═══ ENTRIES SHOWN

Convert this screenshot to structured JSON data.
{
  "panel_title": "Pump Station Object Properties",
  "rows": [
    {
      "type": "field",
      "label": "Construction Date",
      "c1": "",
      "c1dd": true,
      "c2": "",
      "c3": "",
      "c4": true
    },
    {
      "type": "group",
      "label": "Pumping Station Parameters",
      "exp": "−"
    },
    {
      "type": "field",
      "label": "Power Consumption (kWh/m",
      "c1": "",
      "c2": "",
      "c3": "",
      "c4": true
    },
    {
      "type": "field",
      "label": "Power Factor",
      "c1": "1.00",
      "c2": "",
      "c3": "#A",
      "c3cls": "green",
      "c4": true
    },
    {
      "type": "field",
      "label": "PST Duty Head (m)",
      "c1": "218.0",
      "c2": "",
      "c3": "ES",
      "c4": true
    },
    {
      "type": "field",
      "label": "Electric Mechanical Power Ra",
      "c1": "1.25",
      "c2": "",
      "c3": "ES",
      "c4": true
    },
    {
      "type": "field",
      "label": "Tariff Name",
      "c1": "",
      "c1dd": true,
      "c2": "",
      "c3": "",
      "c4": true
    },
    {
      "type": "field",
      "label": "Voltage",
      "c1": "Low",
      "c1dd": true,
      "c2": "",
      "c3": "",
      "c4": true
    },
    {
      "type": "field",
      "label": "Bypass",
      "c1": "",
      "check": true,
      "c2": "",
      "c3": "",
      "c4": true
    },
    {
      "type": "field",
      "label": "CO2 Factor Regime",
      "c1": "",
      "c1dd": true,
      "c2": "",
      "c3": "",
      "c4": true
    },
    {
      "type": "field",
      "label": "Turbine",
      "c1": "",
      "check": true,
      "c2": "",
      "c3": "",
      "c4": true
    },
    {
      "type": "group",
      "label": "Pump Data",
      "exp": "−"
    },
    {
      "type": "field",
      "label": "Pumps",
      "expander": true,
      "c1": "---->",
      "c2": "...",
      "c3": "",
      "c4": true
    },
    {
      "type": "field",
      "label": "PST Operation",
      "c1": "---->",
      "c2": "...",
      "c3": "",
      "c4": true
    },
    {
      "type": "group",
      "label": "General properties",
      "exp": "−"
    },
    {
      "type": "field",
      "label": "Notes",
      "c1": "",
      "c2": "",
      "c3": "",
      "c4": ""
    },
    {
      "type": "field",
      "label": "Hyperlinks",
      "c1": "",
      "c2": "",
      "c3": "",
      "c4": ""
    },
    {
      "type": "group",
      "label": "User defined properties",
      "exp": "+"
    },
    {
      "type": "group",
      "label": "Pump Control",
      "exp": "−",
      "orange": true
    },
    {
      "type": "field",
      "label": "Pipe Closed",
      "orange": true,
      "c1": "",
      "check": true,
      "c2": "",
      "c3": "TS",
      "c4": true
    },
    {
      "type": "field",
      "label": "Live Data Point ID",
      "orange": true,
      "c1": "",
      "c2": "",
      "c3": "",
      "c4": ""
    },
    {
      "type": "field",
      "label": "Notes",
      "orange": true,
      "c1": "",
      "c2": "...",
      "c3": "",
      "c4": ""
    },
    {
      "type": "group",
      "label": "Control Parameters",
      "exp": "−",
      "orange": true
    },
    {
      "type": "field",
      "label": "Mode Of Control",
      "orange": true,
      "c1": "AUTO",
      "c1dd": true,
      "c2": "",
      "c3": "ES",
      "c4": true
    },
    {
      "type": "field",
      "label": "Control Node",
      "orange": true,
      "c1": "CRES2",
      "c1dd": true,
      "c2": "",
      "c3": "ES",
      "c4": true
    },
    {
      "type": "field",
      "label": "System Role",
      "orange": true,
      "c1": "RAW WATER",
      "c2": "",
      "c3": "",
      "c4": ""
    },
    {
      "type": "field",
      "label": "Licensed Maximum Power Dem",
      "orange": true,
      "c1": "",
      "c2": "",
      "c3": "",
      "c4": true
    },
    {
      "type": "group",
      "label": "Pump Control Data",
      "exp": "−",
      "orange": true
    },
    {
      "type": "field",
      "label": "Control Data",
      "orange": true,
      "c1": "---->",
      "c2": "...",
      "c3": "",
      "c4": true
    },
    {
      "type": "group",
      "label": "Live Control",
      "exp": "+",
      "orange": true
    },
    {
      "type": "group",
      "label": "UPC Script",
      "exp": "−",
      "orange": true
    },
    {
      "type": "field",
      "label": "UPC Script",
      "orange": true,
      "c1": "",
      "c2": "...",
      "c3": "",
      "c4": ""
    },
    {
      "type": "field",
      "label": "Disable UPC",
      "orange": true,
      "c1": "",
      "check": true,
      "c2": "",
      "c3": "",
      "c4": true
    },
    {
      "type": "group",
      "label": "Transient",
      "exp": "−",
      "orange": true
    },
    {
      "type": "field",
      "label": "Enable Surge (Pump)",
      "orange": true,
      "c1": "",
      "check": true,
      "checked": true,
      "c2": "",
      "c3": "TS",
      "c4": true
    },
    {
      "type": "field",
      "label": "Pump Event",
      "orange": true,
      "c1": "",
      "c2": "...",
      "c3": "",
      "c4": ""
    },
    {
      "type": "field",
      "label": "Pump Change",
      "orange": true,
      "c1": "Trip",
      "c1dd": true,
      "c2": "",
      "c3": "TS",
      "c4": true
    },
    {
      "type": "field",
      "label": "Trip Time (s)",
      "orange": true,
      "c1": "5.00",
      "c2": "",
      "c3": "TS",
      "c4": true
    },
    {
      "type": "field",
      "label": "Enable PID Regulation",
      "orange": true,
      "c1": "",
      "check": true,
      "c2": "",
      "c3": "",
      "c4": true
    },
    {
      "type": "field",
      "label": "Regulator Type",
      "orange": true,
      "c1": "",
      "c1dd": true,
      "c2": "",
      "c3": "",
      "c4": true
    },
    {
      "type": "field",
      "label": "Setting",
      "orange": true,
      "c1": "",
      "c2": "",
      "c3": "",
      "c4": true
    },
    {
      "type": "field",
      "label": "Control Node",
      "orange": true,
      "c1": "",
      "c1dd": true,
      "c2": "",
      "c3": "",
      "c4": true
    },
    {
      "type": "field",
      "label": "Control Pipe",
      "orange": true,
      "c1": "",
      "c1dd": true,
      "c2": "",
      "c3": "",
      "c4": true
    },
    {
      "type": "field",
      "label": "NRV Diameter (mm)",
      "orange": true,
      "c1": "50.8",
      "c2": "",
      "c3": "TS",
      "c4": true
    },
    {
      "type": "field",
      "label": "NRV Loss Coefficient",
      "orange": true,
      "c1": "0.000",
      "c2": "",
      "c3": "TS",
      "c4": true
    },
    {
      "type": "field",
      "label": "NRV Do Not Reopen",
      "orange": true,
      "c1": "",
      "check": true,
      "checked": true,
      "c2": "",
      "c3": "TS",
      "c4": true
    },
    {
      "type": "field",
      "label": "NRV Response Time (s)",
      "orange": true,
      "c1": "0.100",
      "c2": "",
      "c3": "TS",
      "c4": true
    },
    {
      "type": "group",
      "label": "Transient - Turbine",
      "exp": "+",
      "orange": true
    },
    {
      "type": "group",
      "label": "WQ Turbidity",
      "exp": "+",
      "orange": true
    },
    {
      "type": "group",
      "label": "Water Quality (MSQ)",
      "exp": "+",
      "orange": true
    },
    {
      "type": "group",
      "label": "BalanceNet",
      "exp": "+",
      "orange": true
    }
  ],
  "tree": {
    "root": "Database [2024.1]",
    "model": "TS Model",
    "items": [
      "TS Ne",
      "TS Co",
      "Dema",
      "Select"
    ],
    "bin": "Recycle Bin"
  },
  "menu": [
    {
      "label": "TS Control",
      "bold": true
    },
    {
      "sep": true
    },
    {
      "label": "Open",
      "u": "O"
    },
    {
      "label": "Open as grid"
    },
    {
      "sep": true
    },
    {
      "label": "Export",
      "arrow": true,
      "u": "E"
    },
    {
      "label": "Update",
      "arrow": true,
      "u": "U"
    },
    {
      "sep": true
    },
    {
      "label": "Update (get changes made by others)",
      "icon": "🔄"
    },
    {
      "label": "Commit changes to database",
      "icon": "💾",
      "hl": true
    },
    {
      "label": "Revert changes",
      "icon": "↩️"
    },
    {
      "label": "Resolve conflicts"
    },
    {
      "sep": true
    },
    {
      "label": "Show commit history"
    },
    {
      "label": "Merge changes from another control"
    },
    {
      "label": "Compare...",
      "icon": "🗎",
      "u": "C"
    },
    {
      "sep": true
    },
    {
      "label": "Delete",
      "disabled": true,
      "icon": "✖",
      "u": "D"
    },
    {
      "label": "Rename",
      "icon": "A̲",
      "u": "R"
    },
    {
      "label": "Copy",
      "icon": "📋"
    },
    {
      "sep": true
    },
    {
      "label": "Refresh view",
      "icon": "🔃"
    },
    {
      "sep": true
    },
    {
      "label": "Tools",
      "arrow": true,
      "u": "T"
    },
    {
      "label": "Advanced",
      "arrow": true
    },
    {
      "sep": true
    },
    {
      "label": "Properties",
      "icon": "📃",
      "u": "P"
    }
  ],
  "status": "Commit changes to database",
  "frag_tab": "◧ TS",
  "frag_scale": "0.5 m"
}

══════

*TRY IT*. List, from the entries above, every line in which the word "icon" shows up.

*SOLUTION TO THE EXERCISE*.
      "icon": "🔄"
      "icon": "💾",
      "icon": "↩️"
      "icon": "🗎",
      "icon": "✖",
      "icon": "A̲",
      "icon": "📋"
      "icon": "🔃"
      "icon": "📃",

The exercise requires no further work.